A preventable cause of blindness that may present to rheumatology, eye clinic or stroke TIA clinic. Twenty per cent of patients develop loss of vision, which can be prevented with timely recognition and treatment.
- A vasculitis affecting mainly extracranial arteries
- Large and medium-sized arteries usually external carotid system
- Predilection for the external carotid, ciliary and retinal arteries
- Risk is blindness due to an anterior ischaemic optic neuropathy
- About half describe a PMR type syndrome
- Mean age of onset is 70
- Rare before age 50
- Commoner in caucasions
- Female > male 3:1
- Intimal hyperplasia +/- thrombosis of the short posterior ciliary artery is the cause
- Posterior ciliary arteries derived from the ophthalmic artery
- Ishaemia can occur of extraocular muscles with diplopia
- The central retinal artery may be involved
- Possibly an immune response to an antigen of some sort
- Endovascular damage and cytokine-mediated inflammation
- Causes localised ischaemia and possible infarction
- Subacute granulomatous inflammation with giant cells
- Th1 cell-mediated immune response with elevated IL-6
- HLA DR4 association
American College of Rheumatology criteria for GCA
|American College of Rheumatology criteria for GCA Core findings |
|1.||Age 50 years or older|
|2.||New-onset localised headache|
|3.||Temporal artery tenderness or decreased temporal artery pulse|
|4.||Temporal artery biopsy characterised by mononuclear infiltration or granulomatous inflammation|
|5.||ESR > 50 mm/h (CRP is replacing this as more sensitive)|
of the above five criteria were required to diagnose GCA|
*Sensitivity of 93.5% and a reported specificity of 91.2%
for the classification of giant-cell arteritis compared with other
- Fever, weight loss, malaise, fatigue
- Monocular visual loss may be transient and resemble TIA
- Abrupt onset often unilateral Headache
- Temporal artery tenderness (Temporal artery)
- Jaw ache and claudication (masseter)
- Tongue ache and claudication (lingual artery)
- Ischaemic Stroke is rare as the internal carotid artery is usually not inflamed.

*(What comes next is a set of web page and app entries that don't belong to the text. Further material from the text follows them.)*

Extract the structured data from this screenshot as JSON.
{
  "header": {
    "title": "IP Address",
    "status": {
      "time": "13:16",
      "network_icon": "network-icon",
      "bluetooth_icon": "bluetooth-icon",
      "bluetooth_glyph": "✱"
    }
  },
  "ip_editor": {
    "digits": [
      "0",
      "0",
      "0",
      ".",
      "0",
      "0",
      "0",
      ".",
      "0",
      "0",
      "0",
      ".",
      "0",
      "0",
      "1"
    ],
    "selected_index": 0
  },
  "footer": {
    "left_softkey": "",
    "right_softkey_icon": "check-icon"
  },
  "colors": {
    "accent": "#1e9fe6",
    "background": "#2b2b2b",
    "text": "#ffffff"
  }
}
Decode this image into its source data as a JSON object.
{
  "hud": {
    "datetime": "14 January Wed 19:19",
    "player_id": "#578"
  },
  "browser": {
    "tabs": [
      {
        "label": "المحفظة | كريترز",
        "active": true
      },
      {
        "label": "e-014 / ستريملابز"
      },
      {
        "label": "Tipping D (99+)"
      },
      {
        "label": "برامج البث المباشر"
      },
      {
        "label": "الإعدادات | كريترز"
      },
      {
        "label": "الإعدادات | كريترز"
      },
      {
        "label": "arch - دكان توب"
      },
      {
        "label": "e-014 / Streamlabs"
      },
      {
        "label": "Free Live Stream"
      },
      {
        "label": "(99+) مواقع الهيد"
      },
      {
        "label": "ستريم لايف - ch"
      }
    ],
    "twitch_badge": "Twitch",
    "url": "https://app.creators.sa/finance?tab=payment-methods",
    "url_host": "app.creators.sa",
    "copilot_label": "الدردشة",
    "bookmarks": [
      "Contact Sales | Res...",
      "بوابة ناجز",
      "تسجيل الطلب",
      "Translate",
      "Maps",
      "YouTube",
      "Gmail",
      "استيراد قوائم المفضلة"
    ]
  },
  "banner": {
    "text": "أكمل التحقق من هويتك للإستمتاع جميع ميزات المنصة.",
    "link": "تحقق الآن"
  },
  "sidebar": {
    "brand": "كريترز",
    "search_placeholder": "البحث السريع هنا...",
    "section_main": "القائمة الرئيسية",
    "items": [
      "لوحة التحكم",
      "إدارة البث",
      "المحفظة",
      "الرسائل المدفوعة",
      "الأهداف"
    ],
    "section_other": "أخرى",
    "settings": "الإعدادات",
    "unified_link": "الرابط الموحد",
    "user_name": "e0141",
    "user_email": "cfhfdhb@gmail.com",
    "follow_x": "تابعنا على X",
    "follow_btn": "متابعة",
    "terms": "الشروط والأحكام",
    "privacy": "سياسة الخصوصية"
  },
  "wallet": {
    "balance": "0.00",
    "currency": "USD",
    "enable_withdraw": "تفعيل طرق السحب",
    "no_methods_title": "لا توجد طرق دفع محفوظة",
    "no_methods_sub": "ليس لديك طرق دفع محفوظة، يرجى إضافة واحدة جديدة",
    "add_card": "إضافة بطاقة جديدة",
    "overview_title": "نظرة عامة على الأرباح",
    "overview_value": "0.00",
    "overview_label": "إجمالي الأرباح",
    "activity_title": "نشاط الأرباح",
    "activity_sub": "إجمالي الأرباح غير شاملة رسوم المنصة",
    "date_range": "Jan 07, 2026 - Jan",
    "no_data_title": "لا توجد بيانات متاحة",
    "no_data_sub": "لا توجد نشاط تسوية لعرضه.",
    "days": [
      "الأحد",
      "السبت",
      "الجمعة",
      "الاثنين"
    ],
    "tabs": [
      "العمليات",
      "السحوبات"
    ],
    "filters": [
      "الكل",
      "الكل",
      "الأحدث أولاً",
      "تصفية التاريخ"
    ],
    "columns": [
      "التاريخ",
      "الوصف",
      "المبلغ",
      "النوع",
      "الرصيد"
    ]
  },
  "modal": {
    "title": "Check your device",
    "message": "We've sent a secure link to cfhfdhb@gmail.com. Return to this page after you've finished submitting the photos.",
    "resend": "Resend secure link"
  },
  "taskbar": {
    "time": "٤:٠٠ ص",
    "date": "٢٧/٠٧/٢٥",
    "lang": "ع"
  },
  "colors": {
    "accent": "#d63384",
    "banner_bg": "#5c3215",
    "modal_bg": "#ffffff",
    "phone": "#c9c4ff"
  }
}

- Blindness due to posterior Ciliary artery occlusion. The disc may be pale and swollen with haemorrhage and later atrophy. There may be no cherry-red spot as the choroid is also infarcted if the Posterior ciliary artery or ophthalmic artery involved
- Later disease: aortitis, aortic aneurysm, dissection of the aorta
Giant cell arteritis
- FBC: Normocytic normochromic anaemia
- ? ESR almost always > 50 ? CRP ? ALP in 30%
- Colour Duplex USS shows a hypoechoic halo due to vessel oedema and there may be hourglass stenosis but does not add to diagnostic accuracy over the clinical examination. This all regresses after 2 weeks of steroids.
- Gold standard is temporal artery biopsy (TAB) of an affected vessel or some biopsy both. A long section is taken as there are skip lesions. Should be done asap usually within 2 weeks. The best question to ask is “If the biopsy is negative, will I continue to treat for GCA?” If the answer is yes, then a biopsy is of limited value.
- Flourescein Angiography: Diagnosis can be
made by demonstrating choroidal shutdown on fluorescein
- If visual symptoms then refer to the eye hospital and start Prednisolone 60 mg/day until diagnosis confirmed. If confirmed reduce the dose over 18 months once symptoms and laboratory abnormalities resolve, the dose of corticosteroid can then be reduced and usually stopped within two years.
- If no visual symptoms then refer to acute medicine or rheumatology depending on local set-up. Start Prednisolone 40 mg per day. If the diagnosis is confirmed continue steroids which will be reduced over time. Refer for specialist review.
- Do not wait until biopsies are taken as they take 2 weeks- start immediately and review diagnosis and management after TAB result known
- Rapid response to steroids within hours/days for generalised symptoms but steroids are rarely useful after blindness.
- Manage long term bone protection and screening for diabetes and other related issues in primary care.
- Giant cell arteritis. Hassan N et al. BMJ 2011 May 23;342:d3019